Among the entries that follow, count the lines that contain the word "content" and say how many there are, writing nothing else.

Data for processing:
# # # # # # #

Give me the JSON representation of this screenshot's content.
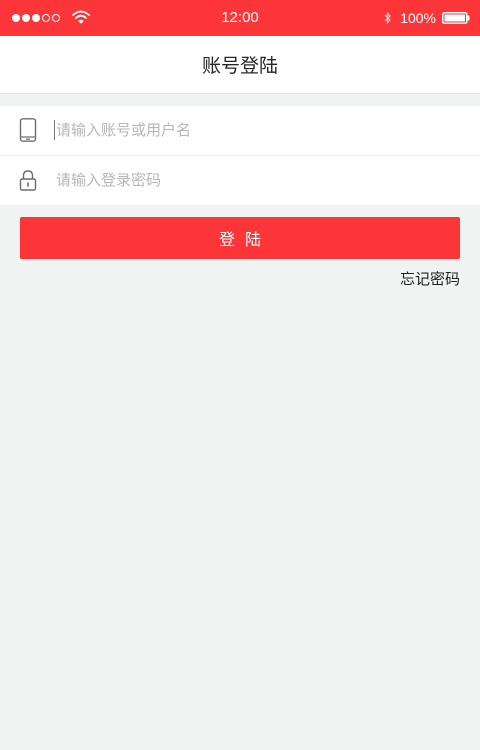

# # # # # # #

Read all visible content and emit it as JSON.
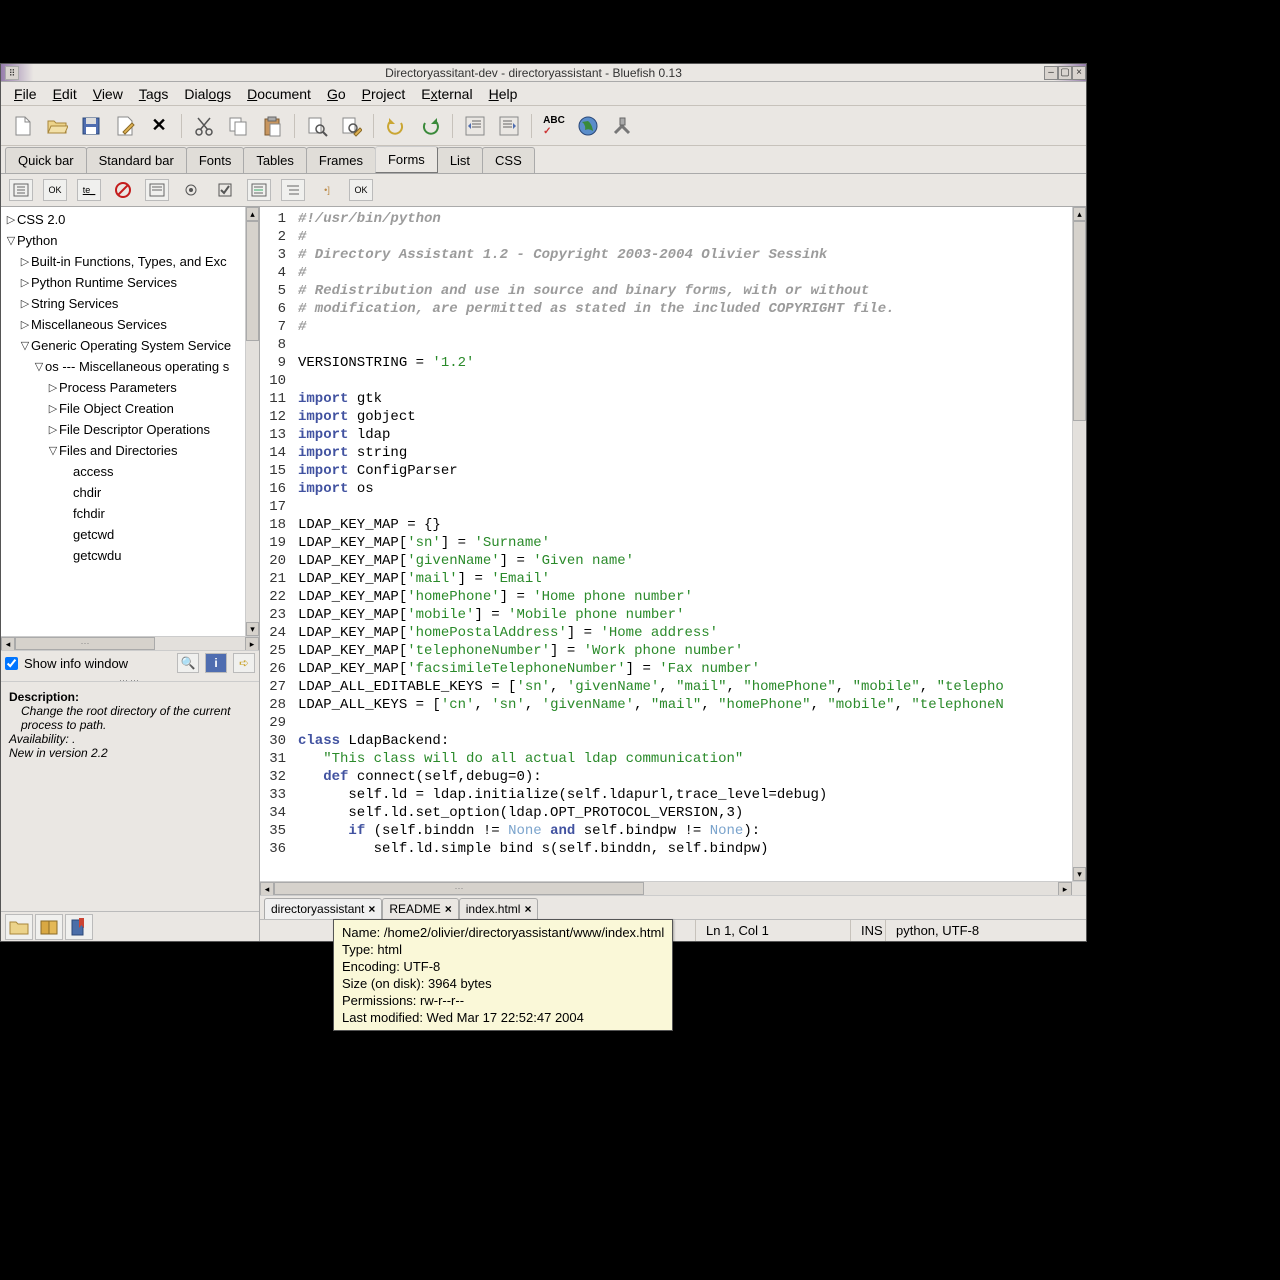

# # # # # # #

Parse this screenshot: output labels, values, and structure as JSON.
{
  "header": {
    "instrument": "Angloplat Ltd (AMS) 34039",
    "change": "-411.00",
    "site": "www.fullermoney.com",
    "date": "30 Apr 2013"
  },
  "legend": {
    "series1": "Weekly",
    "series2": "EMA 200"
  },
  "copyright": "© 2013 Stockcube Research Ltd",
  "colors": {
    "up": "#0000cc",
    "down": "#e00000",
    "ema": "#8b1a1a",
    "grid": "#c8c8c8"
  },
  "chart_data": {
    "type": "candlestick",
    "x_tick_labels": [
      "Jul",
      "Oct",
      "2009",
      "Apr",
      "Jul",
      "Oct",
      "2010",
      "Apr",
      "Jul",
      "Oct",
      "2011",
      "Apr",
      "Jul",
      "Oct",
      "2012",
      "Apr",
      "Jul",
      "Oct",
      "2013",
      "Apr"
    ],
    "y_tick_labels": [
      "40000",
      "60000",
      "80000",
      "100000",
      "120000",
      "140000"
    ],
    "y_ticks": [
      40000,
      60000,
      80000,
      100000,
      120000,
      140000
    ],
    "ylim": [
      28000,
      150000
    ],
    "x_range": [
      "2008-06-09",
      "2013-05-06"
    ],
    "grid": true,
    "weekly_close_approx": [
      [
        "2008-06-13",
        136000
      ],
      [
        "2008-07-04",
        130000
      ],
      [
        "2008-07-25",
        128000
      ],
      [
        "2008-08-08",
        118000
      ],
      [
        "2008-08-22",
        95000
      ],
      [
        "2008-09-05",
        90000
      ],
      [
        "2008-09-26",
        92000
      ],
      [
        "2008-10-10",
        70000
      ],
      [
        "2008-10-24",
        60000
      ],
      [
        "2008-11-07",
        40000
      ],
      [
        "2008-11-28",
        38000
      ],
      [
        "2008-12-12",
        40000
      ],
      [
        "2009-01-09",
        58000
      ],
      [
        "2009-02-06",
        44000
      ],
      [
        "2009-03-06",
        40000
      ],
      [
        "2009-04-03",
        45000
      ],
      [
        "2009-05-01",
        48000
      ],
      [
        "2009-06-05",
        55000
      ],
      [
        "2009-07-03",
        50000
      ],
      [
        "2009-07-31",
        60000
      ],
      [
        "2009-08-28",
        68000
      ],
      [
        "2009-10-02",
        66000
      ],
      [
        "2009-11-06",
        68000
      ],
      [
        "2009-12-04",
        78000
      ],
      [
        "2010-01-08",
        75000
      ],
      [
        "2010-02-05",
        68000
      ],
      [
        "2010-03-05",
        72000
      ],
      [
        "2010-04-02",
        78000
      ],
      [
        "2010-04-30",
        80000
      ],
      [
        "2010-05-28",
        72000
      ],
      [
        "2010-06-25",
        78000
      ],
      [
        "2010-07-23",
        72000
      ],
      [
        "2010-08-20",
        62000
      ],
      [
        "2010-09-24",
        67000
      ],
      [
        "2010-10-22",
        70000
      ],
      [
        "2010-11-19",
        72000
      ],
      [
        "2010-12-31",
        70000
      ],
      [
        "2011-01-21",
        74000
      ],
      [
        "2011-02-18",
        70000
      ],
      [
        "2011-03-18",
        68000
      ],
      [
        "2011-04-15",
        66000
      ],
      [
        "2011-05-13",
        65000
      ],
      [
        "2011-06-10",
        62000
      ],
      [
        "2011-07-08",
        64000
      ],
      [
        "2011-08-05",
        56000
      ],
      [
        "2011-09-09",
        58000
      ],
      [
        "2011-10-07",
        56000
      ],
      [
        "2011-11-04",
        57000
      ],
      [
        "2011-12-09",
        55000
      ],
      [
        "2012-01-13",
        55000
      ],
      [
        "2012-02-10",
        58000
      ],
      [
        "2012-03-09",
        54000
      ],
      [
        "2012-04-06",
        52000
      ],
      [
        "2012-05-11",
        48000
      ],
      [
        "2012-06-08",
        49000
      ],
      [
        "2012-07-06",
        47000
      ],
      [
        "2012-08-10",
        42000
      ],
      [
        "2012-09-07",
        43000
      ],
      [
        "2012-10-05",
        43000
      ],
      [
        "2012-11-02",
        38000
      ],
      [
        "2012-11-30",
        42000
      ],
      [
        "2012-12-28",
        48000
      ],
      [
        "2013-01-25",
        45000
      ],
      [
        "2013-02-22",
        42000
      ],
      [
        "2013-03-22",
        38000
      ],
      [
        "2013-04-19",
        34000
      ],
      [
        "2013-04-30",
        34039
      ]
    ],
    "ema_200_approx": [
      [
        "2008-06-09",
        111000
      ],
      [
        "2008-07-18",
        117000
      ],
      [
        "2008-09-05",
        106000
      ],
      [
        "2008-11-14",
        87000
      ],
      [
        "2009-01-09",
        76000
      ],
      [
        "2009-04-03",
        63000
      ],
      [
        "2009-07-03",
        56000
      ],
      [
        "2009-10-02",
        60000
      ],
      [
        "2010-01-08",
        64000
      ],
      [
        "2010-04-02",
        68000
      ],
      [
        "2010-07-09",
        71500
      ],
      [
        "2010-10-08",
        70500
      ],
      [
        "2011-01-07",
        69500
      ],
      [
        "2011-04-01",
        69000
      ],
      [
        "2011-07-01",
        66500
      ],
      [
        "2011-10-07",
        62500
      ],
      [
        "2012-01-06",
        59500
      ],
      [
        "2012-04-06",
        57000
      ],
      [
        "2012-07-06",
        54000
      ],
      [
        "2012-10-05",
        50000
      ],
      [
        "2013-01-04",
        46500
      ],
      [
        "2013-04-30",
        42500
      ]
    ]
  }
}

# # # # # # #

Output of the task: 2